4.3 / 5 (3) Sep 23, 2008
google says:
person full of egoism and pride; One who shows extreme love and admiration for oneself
4 / 5 (4) Sep 23, 2008
Ewwww, I don't like this article: it makes me look bad.
3.7 / 5 (3) Sep 24, 2008
It sounds to me like someone just got dumped by a confident guy with a hot profile picture on facebook. Narcissism isn't a disease.
5 / 5 (2) Sep 25, 2008
So are we to put bad character traits on our Facebook pages?
5 / 5 (1) Sep 25, 2008
We are to be honest, if we choose to only put up nice things so what? I thought it was obvious people only put up what they 'like' about themselves, that is why the net is such an interesting and dangerous place. I mean can you see someone putting up on facebook they like sex with goats? **shrugs**
5 / 5 (1) Sep 26, 2008
Facebook (as like all online personal material) may not be full of facts and in most cases people have probably bigged themselves up a bit. How could a uni encourage a study based on online profiles? Shame they couldn't get some worthwhile results from it, like which profiles are actually paedos.
5 / 5 (1) Sep 29, 2008
Gonna go out on a limb here, but wouldn't one be expressing at least a smallish bit of narcissism if they posted themselves on a site such as Facebook? If you think you are good looking enough to be seen by the public or to let them know what you believe, think, feel, yadda yadda...then it seems to me that you think enough of yourself to believe that anyone else would care as well.
I submit as proof by example, the above comment I have written (I'm getting dizzy from my own circular reasoning).
Plus my parents-in law graduated from U of G, and they are total goofballs, thus detracting some credibility of this research in my eyes.
not rated yet Oct 03, 2008
Anyone who maintains one of these Facebook or Myspace pages is already a narcisist or has problems with real life social interaction and acceptance. Also, rat-nest scrapbook web layout of most of those sites is anathema to anyone who appreciates functional useable U/I so you're already weeding out a great segment of the normal populace.

No, I think the study was highly flawed to begin with. Anyone who has one of these sites and REALLY believes they have 20,000 'friends' is beyond narcisism way down the road to sociopath.
not rated yet Oct 30, 2008
I'd have to disagree with those of you who say just having a profile is narcissistic. Many people who have profiles on Facebook of Myspace have them only to connect with friends who are too far away to see regularly or to try to reconnect with old friends that they wish they had stayed in touch with. Though maybe you jump to the conclusion that all people with profiles on those sites are narcissistic because that's why you or people you know have them...
not rated yet Dec 11, 2008
Yeah, this study is very bad. Did someone get a diploma for this? But I do agree with some of you above. Many people ask me why I don't have a facebook page. It seems to me putting one together is narcissistic in itself. Or maybe more like looking for affirmation that you are ok, that people like you. Does Stewart Smalley have a facebook page?

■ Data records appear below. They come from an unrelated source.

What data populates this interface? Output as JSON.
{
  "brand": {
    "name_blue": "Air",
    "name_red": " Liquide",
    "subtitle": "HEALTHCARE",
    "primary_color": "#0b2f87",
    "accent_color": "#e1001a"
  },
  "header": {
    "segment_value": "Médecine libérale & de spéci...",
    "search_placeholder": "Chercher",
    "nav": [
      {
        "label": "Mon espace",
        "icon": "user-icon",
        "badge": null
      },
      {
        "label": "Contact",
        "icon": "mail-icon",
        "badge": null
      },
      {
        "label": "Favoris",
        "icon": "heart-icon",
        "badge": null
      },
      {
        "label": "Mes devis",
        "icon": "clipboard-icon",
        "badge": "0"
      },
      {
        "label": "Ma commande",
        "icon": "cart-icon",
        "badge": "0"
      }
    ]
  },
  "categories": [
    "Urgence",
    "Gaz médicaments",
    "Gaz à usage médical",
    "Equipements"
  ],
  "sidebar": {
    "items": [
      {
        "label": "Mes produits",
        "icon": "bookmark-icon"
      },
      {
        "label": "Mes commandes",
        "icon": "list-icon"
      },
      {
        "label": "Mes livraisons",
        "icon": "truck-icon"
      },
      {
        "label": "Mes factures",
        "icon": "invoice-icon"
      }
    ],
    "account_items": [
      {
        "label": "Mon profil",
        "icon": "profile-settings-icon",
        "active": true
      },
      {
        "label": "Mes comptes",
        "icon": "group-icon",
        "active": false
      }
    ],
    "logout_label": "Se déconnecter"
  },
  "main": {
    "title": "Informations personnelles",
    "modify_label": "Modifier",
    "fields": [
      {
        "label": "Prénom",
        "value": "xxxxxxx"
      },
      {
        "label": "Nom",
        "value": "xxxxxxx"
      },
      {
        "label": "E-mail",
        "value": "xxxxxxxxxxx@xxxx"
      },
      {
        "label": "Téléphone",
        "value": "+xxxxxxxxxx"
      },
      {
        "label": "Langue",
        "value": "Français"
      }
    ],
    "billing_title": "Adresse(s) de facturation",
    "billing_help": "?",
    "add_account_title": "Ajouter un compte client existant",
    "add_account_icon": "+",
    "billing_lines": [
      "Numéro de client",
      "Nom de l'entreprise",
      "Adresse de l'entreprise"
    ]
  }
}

Please sign in to add a comment. Registration is free, and takes less than a minute. Read more

Click here to reset your password.
Sign in to get notified via email when new comments are made.